### What is needed:
Return, from the lines below, each one that includes the word "JSON".

# # # # #

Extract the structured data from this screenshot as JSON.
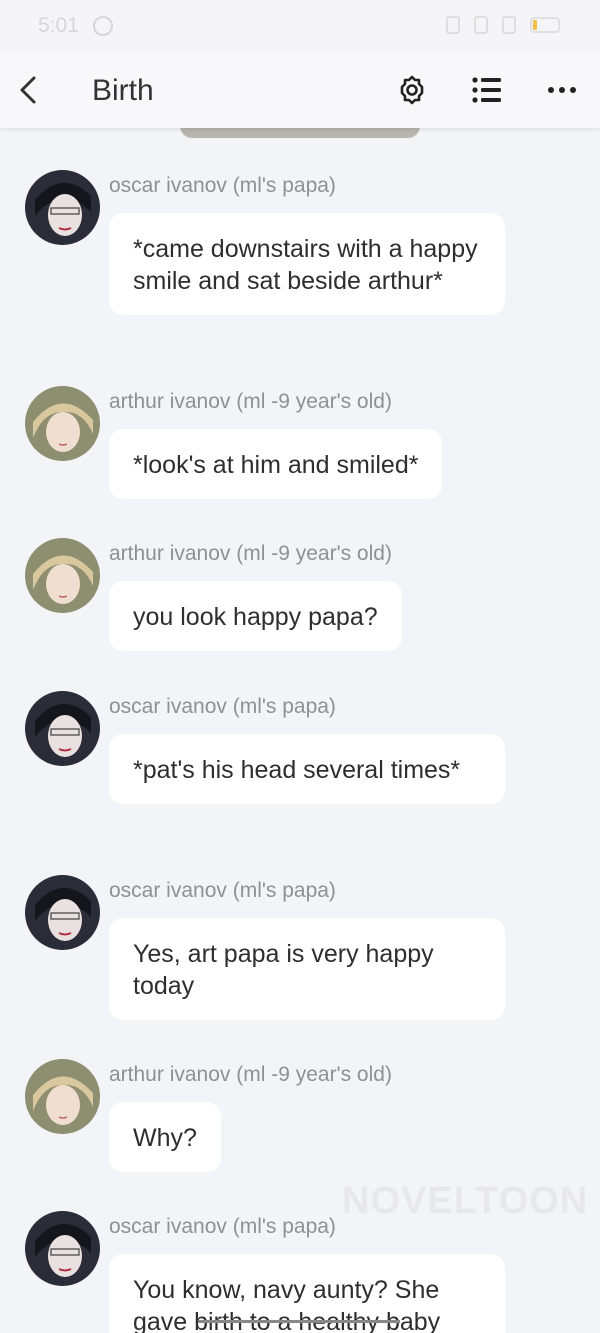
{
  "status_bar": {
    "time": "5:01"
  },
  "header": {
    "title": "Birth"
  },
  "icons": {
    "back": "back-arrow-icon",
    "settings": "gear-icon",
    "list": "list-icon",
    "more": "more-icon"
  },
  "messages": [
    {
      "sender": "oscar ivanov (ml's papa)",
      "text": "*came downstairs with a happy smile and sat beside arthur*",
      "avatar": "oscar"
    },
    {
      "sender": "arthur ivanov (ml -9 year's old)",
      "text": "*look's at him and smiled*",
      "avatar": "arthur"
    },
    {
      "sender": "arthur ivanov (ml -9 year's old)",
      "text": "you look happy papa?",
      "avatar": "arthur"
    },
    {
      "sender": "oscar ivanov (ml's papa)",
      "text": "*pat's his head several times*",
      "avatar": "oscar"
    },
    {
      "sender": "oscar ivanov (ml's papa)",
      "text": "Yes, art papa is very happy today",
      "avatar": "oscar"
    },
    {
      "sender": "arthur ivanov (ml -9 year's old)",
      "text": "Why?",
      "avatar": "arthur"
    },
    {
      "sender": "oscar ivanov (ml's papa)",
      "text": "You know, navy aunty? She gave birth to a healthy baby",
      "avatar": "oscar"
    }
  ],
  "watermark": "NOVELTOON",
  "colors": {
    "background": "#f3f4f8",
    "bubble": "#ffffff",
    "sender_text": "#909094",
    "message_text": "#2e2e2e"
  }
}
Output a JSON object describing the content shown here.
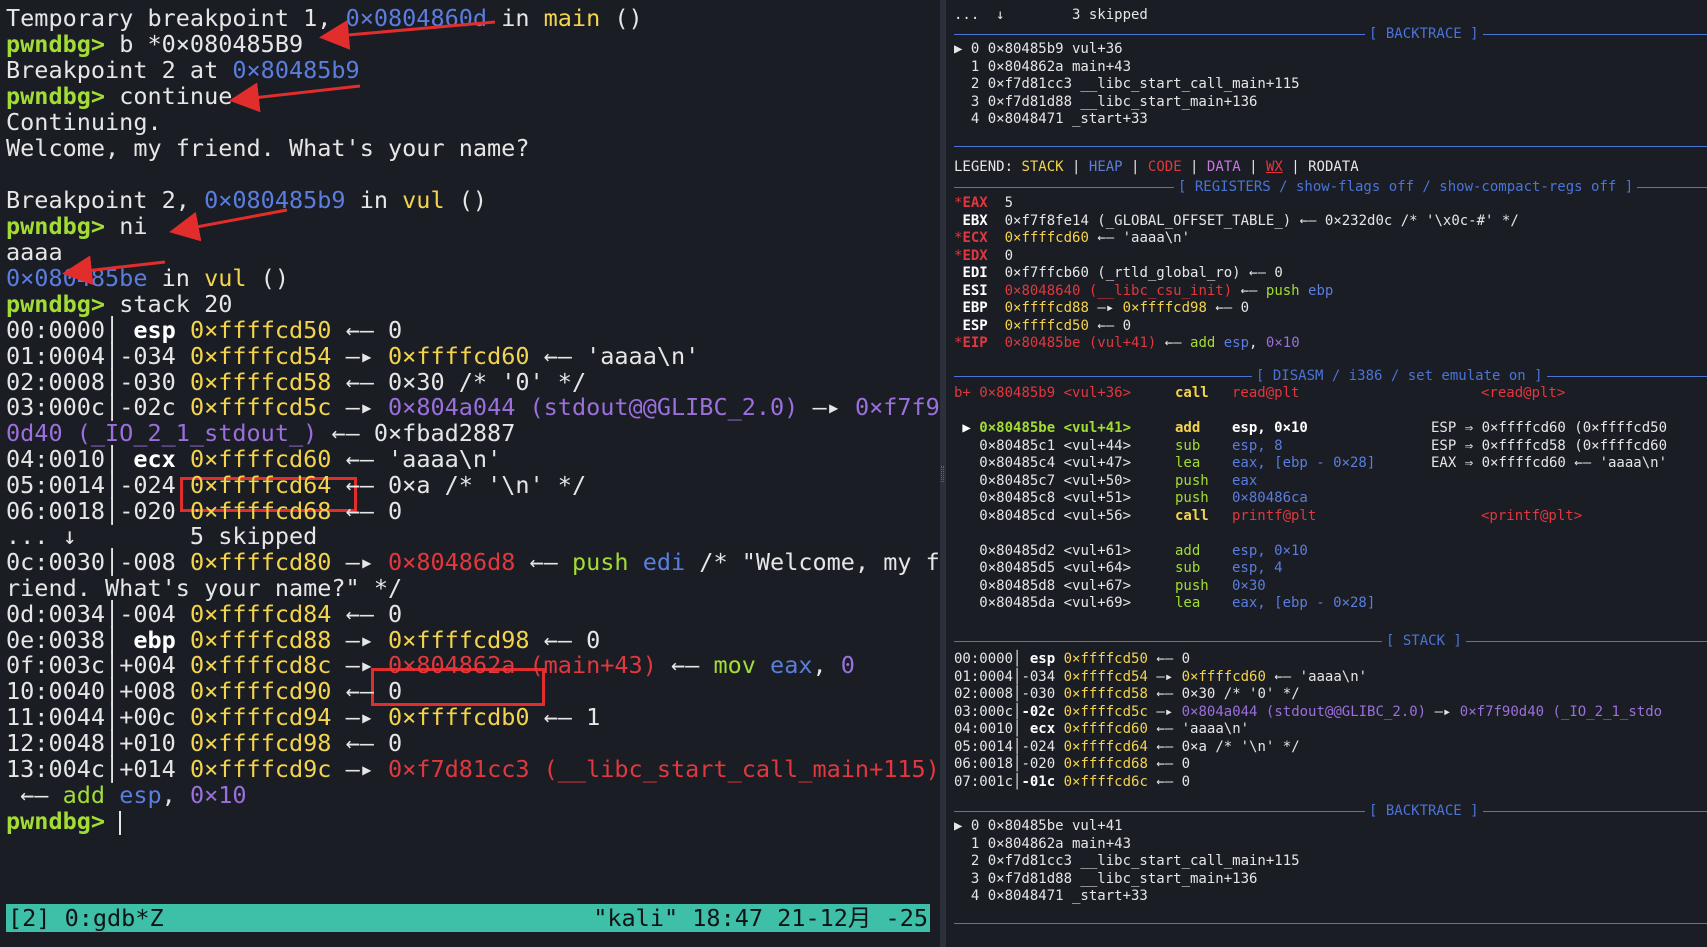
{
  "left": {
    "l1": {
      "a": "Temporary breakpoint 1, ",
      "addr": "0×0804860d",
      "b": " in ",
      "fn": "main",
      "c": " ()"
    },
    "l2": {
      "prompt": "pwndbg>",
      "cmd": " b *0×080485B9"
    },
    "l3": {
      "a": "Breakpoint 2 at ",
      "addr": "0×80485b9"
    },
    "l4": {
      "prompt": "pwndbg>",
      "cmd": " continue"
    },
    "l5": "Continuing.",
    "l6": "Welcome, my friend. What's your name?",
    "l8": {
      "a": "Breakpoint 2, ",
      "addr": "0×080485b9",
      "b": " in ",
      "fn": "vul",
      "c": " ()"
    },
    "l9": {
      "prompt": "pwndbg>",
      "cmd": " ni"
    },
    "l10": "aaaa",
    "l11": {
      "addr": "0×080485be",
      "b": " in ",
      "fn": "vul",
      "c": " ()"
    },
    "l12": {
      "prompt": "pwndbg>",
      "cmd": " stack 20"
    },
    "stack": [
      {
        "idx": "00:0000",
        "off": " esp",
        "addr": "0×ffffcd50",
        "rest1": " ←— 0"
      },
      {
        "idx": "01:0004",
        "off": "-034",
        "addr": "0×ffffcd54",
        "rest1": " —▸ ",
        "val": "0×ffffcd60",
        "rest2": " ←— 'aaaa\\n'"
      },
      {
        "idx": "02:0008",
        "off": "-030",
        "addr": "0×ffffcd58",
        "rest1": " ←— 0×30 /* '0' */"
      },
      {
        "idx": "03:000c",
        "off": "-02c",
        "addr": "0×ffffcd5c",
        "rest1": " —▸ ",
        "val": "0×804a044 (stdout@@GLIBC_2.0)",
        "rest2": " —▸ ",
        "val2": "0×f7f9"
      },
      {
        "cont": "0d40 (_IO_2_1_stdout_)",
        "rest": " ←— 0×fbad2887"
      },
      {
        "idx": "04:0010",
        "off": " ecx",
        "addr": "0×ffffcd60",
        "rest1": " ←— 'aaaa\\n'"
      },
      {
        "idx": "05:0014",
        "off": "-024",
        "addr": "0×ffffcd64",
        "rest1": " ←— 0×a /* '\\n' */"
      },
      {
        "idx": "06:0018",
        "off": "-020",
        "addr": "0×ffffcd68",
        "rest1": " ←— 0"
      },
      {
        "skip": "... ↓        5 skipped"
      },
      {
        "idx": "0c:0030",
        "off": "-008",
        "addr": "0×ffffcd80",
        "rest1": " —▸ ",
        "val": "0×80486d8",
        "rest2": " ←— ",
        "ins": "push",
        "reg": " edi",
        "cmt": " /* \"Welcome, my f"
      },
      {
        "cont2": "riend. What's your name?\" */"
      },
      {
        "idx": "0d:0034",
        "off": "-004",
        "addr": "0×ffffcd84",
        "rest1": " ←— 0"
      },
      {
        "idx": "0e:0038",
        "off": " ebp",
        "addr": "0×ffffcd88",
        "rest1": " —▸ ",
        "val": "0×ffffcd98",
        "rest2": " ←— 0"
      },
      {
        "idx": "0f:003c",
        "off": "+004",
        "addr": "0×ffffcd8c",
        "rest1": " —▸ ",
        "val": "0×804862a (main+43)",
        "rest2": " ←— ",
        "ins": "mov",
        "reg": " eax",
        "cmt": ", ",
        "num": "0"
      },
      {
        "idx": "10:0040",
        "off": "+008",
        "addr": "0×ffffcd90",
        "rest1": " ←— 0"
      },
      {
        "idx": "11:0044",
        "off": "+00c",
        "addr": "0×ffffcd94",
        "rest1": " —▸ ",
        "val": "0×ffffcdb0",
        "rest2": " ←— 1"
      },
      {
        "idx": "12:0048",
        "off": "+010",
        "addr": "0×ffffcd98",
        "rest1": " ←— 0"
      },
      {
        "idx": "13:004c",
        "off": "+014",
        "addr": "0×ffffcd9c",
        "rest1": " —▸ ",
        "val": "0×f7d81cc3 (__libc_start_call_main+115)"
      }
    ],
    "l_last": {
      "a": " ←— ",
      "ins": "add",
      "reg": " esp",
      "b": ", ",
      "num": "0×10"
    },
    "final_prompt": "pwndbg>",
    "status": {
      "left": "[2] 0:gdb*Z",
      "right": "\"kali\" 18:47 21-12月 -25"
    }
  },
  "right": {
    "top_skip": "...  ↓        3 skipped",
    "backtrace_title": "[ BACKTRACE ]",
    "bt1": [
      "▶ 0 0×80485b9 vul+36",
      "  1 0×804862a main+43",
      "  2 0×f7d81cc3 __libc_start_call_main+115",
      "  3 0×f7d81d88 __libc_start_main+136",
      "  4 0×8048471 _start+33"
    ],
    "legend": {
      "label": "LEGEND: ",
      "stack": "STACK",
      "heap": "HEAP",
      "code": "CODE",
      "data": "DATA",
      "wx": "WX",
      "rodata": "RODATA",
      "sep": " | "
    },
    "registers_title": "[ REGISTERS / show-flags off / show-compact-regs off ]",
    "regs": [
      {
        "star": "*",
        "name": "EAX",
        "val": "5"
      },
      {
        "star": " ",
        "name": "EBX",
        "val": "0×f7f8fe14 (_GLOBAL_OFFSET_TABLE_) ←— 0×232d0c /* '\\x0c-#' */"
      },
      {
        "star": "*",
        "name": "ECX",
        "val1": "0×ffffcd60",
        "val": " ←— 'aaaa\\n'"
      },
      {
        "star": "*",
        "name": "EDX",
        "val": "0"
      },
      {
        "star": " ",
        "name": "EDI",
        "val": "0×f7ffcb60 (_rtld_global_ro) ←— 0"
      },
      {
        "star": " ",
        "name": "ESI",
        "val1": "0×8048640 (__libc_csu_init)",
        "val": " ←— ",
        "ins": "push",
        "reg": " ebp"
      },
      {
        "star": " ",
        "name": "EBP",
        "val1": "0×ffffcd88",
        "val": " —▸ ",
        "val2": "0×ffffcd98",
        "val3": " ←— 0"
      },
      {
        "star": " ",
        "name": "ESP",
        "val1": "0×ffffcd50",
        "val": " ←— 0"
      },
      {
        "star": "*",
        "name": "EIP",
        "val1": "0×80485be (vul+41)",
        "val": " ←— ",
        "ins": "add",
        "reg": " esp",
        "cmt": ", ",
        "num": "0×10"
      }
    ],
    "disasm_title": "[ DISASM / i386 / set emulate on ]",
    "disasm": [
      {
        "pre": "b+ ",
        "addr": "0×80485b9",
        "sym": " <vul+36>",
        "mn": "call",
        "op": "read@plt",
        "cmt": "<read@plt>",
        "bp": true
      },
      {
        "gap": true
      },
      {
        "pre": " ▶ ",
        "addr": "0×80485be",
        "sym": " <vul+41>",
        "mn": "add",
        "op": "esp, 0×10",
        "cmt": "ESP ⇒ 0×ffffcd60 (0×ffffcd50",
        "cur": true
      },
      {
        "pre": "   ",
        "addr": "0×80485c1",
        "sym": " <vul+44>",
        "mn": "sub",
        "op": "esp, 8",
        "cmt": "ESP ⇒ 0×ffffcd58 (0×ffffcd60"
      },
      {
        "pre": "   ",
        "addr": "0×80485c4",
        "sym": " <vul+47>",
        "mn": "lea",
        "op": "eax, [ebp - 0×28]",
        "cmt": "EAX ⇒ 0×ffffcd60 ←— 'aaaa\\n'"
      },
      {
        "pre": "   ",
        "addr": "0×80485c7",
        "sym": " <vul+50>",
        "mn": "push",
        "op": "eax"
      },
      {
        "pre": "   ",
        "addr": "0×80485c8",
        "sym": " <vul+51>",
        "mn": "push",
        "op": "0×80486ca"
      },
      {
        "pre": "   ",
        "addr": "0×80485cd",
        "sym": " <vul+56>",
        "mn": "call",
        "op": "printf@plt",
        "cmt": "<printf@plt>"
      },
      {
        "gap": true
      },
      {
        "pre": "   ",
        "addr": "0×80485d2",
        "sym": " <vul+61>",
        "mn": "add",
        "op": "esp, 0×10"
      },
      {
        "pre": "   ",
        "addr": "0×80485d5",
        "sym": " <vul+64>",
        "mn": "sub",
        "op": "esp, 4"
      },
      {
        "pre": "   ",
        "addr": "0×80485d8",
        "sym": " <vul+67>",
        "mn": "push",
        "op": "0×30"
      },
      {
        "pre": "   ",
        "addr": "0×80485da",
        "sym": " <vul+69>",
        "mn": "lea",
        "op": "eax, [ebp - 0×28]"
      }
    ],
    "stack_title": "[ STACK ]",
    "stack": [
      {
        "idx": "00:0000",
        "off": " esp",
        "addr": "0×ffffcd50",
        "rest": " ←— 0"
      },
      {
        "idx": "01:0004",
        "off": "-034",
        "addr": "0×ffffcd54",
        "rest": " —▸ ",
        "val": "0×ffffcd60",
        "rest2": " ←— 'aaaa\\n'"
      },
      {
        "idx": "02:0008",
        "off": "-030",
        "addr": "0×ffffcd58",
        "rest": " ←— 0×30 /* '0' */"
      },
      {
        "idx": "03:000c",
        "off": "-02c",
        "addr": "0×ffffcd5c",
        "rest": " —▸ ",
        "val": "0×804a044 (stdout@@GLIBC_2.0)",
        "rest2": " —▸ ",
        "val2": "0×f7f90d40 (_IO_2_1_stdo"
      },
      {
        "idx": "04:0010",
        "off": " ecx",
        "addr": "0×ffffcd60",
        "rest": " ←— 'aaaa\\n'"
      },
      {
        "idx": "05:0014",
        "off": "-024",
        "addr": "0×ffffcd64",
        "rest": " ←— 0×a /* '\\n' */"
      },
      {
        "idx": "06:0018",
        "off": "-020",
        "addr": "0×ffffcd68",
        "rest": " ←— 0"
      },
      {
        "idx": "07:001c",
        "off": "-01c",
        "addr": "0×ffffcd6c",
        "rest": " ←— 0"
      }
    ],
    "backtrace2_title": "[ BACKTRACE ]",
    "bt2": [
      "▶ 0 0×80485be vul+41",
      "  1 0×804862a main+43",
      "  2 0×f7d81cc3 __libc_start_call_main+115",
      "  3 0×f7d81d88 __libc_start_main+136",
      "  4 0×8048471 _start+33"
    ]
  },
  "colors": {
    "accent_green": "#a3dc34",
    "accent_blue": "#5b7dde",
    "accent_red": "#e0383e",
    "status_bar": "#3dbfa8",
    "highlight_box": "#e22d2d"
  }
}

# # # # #

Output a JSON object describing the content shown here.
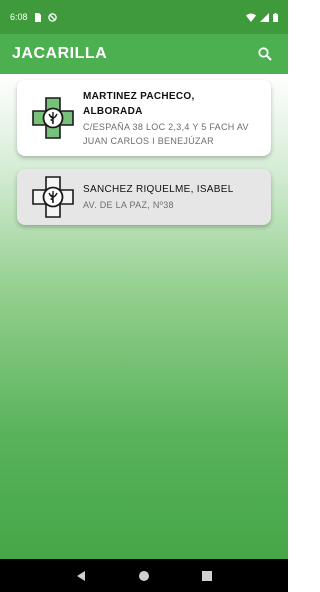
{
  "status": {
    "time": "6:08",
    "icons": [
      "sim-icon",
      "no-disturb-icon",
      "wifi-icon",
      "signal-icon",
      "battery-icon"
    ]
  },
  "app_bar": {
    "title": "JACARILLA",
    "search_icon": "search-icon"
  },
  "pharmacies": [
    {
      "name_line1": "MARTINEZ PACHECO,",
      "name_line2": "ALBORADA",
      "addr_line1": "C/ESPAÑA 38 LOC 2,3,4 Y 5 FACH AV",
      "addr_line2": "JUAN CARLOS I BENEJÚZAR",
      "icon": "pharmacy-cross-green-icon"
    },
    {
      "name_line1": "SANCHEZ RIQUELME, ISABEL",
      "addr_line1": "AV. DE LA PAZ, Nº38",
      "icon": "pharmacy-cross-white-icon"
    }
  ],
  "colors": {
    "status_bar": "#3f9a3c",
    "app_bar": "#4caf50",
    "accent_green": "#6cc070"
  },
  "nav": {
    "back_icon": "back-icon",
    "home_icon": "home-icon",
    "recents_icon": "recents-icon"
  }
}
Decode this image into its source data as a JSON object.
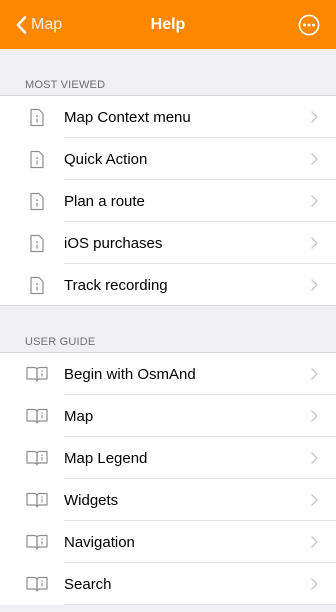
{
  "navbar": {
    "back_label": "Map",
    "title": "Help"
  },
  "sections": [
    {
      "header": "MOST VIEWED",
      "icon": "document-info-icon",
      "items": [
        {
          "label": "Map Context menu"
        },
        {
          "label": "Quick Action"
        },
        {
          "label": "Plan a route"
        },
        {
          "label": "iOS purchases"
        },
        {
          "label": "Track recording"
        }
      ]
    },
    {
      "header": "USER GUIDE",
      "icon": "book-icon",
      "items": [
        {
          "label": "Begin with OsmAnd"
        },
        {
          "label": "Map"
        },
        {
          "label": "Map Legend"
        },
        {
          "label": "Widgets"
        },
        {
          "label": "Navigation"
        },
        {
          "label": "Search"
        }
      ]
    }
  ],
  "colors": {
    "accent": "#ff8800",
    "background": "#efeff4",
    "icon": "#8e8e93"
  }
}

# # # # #

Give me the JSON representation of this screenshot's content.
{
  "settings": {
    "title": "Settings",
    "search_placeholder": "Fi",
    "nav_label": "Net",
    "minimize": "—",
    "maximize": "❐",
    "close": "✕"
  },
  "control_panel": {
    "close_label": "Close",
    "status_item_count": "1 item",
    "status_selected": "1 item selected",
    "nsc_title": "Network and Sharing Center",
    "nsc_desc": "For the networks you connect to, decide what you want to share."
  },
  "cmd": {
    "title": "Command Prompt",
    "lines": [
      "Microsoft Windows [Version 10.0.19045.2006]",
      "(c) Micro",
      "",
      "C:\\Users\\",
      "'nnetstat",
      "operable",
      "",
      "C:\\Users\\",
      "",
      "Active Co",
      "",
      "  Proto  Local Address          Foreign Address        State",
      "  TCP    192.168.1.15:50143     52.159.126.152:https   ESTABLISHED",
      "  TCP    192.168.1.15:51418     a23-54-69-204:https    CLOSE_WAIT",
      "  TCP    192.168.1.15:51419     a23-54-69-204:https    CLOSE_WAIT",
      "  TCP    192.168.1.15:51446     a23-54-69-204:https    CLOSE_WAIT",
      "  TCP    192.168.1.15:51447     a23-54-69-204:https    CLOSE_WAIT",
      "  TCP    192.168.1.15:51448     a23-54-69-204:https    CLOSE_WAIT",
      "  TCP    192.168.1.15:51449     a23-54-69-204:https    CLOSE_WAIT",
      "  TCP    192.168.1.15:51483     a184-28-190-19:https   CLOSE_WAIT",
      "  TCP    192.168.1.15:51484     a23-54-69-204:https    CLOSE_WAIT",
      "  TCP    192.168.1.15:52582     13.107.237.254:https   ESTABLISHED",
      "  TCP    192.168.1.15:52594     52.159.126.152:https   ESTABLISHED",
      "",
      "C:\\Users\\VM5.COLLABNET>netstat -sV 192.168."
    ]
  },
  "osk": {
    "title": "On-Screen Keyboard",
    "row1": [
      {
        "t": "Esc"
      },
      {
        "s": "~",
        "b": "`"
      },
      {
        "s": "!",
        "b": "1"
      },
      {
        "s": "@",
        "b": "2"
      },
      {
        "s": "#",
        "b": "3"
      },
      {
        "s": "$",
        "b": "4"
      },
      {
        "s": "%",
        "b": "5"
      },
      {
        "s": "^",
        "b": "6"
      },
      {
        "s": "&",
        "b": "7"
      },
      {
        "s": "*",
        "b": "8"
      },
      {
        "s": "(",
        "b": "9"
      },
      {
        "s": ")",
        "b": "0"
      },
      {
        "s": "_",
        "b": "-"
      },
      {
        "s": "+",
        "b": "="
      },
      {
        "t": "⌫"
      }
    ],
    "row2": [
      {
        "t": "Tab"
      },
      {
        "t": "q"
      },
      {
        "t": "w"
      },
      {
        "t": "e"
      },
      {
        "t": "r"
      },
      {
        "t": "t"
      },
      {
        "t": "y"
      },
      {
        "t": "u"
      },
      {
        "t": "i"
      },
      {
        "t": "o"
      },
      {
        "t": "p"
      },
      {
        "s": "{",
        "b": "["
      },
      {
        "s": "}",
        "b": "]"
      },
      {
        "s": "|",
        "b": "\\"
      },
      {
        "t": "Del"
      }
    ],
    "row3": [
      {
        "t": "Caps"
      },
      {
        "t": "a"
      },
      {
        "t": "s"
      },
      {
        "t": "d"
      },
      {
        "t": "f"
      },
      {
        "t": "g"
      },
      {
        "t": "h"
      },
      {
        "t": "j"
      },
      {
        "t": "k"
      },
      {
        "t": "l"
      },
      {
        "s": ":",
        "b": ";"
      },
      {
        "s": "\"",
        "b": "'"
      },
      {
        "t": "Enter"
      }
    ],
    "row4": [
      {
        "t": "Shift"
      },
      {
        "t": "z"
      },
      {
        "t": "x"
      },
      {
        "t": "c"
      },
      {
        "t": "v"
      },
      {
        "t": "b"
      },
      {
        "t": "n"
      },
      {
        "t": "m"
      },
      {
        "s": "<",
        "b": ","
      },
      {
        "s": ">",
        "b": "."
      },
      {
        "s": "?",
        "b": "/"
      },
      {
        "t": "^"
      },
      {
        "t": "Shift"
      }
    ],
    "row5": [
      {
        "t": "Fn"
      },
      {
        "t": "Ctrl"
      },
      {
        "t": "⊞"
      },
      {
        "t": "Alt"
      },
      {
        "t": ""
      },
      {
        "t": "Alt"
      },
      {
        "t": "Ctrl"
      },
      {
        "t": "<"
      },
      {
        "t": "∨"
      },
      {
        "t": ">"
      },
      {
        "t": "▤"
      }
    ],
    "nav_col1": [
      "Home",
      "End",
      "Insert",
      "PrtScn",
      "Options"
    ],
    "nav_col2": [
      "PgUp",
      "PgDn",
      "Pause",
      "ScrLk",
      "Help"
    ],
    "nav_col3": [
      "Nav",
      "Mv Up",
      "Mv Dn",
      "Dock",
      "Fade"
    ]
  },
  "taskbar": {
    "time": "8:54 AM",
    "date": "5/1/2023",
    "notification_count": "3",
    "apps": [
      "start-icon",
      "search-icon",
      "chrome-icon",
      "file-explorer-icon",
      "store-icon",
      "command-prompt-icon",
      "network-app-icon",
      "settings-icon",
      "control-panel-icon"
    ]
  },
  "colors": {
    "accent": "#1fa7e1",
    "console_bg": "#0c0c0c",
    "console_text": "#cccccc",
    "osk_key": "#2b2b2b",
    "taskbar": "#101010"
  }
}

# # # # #

### Response:
Extract the structured data from this screenshot as JSON.
Output a JSON object describing the content shown here.
Output a JSON object describing the content shown here.
Decode this image into its source data as a JSON object.
Give me the JSON representation of this screenshot's content.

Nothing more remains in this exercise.